- **Exercise directions**: Set down exactly the lines from the one containing "Enumerate this screenshot's" through the end of the records below, both included, and nothing else.

- **Material for the task**:

═══

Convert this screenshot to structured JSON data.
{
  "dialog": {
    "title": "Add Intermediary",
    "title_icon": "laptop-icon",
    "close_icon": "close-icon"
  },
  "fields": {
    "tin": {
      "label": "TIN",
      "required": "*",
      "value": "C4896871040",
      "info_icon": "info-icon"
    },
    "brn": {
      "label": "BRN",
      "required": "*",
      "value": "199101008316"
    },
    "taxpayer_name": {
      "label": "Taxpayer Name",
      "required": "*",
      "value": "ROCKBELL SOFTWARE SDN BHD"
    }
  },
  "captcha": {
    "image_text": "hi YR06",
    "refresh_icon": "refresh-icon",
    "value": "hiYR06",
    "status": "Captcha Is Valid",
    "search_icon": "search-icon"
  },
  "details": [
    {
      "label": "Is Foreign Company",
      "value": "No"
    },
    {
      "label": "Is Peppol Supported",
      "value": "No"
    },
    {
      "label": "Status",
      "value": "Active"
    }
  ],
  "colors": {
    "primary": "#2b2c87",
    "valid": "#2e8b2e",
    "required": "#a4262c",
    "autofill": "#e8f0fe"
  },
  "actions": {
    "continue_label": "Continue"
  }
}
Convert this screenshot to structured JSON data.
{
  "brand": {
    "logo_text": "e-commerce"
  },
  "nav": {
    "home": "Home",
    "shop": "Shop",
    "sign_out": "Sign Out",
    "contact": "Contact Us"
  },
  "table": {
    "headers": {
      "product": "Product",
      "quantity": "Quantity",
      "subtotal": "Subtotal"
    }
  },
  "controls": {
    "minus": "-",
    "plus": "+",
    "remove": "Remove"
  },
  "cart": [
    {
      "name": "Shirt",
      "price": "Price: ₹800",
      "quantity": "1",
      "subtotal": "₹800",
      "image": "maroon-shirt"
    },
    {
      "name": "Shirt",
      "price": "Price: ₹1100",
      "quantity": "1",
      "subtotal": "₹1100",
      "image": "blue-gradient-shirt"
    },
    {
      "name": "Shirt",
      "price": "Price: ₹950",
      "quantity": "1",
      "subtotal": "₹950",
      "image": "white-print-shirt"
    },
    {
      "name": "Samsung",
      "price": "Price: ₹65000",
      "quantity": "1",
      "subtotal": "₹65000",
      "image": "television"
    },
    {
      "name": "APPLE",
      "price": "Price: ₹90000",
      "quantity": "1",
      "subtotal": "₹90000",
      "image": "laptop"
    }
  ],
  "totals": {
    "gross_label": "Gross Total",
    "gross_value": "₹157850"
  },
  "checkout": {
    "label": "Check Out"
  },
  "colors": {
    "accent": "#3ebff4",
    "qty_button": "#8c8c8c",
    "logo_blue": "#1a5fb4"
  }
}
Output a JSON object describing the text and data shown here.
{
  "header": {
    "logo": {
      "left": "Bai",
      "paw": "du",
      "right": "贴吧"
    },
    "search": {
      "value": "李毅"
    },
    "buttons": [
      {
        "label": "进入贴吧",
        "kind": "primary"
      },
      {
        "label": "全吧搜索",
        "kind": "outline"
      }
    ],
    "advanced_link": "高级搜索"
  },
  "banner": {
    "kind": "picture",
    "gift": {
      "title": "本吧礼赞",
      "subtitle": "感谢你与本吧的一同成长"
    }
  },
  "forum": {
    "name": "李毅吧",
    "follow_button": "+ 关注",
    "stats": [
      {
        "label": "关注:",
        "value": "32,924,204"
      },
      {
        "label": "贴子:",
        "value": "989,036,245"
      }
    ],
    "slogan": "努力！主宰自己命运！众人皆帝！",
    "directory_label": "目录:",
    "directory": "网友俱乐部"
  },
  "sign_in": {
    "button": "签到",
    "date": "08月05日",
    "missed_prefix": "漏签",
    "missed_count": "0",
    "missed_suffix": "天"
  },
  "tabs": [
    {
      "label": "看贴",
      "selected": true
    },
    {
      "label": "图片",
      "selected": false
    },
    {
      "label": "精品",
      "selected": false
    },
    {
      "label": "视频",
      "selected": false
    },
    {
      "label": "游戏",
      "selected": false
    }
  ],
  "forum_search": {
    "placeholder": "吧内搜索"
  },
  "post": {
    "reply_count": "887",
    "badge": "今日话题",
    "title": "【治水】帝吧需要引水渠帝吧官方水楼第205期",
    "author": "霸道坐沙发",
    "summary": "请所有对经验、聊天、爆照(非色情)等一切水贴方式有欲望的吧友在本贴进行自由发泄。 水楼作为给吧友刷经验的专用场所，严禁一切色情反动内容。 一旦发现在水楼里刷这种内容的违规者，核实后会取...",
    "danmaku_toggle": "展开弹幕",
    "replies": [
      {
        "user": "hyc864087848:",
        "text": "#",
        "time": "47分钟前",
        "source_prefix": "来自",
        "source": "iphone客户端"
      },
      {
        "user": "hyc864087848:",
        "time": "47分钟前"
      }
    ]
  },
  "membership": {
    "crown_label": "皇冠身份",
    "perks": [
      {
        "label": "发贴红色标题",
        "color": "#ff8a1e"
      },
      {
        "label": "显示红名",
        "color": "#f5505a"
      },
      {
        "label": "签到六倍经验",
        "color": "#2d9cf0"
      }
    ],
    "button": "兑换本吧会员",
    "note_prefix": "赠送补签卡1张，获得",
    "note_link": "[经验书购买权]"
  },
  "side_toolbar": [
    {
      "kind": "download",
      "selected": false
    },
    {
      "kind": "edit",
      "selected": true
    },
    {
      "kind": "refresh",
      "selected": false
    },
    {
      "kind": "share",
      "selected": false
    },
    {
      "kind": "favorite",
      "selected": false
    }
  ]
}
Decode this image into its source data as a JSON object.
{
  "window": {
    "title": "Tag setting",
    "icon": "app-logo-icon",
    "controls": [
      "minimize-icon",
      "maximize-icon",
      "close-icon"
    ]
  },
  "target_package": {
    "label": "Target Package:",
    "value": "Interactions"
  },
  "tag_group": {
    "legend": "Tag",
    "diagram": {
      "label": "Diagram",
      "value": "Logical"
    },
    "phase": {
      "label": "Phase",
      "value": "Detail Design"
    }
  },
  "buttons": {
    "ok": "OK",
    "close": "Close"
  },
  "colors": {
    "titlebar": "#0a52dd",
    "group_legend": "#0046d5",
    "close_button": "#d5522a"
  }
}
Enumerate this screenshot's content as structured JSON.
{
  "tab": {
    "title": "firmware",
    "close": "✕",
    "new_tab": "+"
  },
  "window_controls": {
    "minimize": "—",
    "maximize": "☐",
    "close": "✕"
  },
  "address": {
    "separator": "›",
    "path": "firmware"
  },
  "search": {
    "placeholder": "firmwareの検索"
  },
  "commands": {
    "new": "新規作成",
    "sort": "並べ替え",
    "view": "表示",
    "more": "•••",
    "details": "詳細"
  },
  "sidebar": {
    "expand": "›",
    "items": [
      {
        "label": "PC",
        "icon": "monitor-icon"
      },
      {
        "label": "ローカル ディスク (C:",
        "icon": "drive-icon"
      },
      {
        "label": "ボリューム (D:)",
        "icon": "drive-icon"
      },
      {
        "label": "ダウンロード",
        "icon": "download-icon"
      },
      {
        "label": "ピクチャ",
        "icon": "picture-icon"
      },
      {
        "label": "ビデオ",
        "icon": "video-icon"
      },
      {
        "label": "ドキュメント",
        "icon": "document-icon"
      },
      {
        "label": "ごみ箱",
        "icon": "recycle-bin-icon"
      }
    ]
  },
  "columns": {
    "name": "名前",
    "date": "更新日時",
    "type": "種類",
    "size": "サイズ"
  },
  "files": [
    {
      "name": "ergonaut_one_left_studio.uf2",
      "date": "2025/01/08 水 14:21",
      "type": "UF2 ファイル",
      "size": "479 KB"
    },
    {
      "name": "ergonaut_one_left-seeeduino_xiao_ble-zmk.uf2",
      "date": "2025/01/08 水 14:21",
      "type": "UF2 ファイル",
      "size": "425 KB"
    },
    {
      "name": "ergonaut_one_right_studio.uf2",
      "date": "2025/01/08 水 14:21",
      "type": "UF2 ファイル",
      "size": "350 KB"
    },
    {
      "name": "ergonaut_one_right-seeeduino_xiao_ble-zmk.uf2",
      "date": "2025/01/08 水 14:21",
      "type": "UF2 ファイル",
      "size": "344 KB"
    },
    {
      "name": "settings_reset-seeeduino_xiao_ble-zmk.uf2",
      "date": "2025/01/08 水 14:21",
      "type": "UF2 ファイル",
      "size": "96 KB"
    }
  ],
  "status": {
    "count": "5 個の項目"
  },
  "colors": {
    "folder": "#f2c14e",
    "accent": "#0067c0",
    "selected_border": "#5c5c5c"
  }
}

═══

- **Answer to the problem**:
Enumerate this screenshot's content as structured JSON.
{
  "tab": {
    "title": "firmware",
    "close": "✕",
    "new_tab": "+"
  },
  "window_controls": {
    "minimize": "—",
    "maximize": "☐",
    "close": "✕"
  },
  "address": {
    "separator": "›",
    "path": "firmware"
  },
  "search": {
    "placeholder": "firmwareの検索"
  },
  "commands": {
    "new": "新規作成",
    "sort": "並べ替え",
    "view": "表示",
    "more": "•••",
    "details": "詳細"
  },
  "sidebar": {
    "expand": "›",
    "items": [
      {
        "label": "PC",
        "icon": "monitor-icon"
      },
      {
        "label": "ローカル ディスク (C:",
        "icon": "drive-icon"
      },
      {
        "label": "ボリューム (D:)",
        "icon": "drive-icon"
      },
      {
        "label": "ダウンロード",
        "icon": "download-icon"
      },
      {
        "label": "ピクチャ",
        "icon": "picture-icon"
      },
      {
        "label": "ビデオ",
        "icon": "video-icon"
      },
      {
        "label": "ドキュメント",
        "icon": "document-icon"
      },
      {
        "label": "ごみ箱",
        "icon": "recycle-bin-icon"
      }
    ]
  },
  "columns": {
    "name": "名前",
    "date": "更新日時",
    "type": "種類",
    "size": "サイズ"
  },
  "files": [
    {
      "name": "ergonaut_one_left_studio.uf2",
      "date": "2025/01/08 水 14:21",
      "type": "UF2 ファイル",
      "size": "479 KB"
    },
    {
      "name": "ergonaut_one_left-seeeduino_xiao_ble-zmk.uf2",
      "date": "2025/01/08 水 14:21",
      "type": "UF2 ファイル",
      "size": "425 KB"
    },
    {
      "name": "ergonaut_one_right_studio.uf2",
      "date": "2025/01/08 水 14:21",
      "type": "UF2 ファイル",
      "size": "350 KB"
    },
    {
      "name": "ergonaut_one_right-seeeduino_xiao_ble-zmk.uf2",
      "date": "2025/01/08 水 14:21",
      "type": "UF2 ファイル",
      "size": "344 KB"
    },
    {
      "name": "settings_reset-seeeduino_xiao_ble-zmk.uf2",
      "date": "2025/01/08 水 14:21",
      "type": "UF2 ファイル",
      "size": "96 KB"
    }
  ],
  "status": {
    "count": "5 個の項目"
  },
  "colors": {
    "folder": "#f2c14e",
    "accent": "#0067c0",
    "selected_border": "#5c5c5c"
  }
}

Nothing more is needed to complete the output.